books

I finally finished Bleak House

That was a bit of a marathon as it is a giant rollercoaster of a novel, in 400 sizzling chapters, but I enjoyed it. I am a fast reader, but I seem to have been toting that doorstop around for some weeks. I was getting a bit sick of it by the last 200 pages, so I went to the coffee shop and vowed that until I had finished the book I would not leave, or stop eating chicken and bacon sandwidges.

It is good as I used to have a real blind spot about Dickens, until a brief yet intensely passionate dalliance with a pretty English teacher introduced me to Great Expecktations, which is fantastic. The book actually lasted longer than the relationship though. Then I read Nicholas Nickleby which unfortunately I left on the bus by mistake, so will never now find out what happens. Unless I buy another copy. Then Hard Times which was a bit too moralising for my taste, plus Dickens’ wonky attempts at dialect, like Dick van Dyke in Mary Poppins: “Cor bloimey! Oi’m a Cockney, thit’s wot Oi em!”

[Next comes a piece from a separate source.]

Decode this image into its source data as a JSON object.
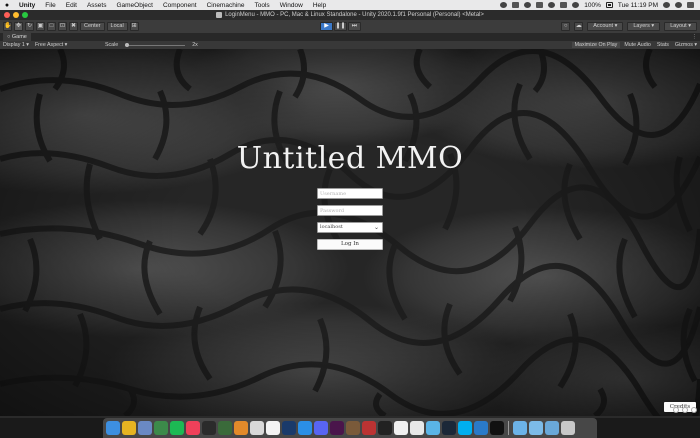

Bleak House is another book with a point to make, this time about the immense slowness and venality of the legal system, where people waste their whole lives and lose all their money pursuing complicated Chancery cases. I must say I would not want to piss Dickens off in case he wrote a great sledgehammer of a moral novel criticising me: Keith Lard, a massive tale of the downtrodden urban poor oppressed by a cruel and wicked system administrator, who promises to fix their laptops and then never seems to get round to it.

The only thing is how did he find time to write 107 gigantic novels, when most of us struggle to dash off a note to the milkman. I can only conclude he did not have a lot of friends who kept coming up to him at about 7 o’clock in the evening making swigging pint gestures and saying ‘Oi Oi Charley boy! It’s your round son!’ And that he did not have a girlfriend as they soak up a lot of time too.

In a good way obviously.

Kettles are saaaaad

Primitivepeople unfortunately hurt his foot, for which much sympathy, but he did manage to bring happiness to others by posting hilarious Alan Partridge clips. So now I have been spending the day watching more such clips:

I just got through reading Sharkey Ward’s excellent book Sea Harrier over the Falklands, which is jolly intresting about naval air combat operations, but many of the anecdotes in the book seem to end, like Alan Partridge’s Bouncing Back, with the words “Needless to say, I had the last laugh.”

We Investergate Anything

Community pimping time as I have invented 3investigators which is all about the Three Investigators detecktive stories which if you do not know about them, you should do. Radio mystery writer Robert Arthur created his immortal junior investigative trio in the 1960s to solve a range of baffling mysteries including a stuttering parrot, a screaming clock, a coughing dragon, a whispering mummy, and so forth. Unlike those odious jocks the Hardy Boys, the Three Investigators used their brains to solve problems, which almost always included cryptic messages, literary references, and some pesky kids meddling where they didn’t belong.

The Three Investigators books were set in California, which made it pretty exotic for me as a book-obsessed child growing up in Cornwall, and for the first time I had characters I could identify with, who were only at school yet were well-read, intelligent and articulate (well, some of them) and did intresting things. Jupiter Jones, their leader, was not exactly the athletic type, yet he was a voracious reader and a devotee of Sherlock Holmes, all true of myself, and he lived with his Aunt Mathilda and Uncle Titus in the Jones Salvage Yard, Rocky Beach, which always seemed to me the most exciting place in the world to live. Inside the junkyard the Investigators had built themselves a secret headquarters, complete with crime lab, office, files, and telephone. What kid would not kill to belong to a club like that.

So anyway everyone should go and join my 3investigators community because it is the best. You had better do it or fear my wrath.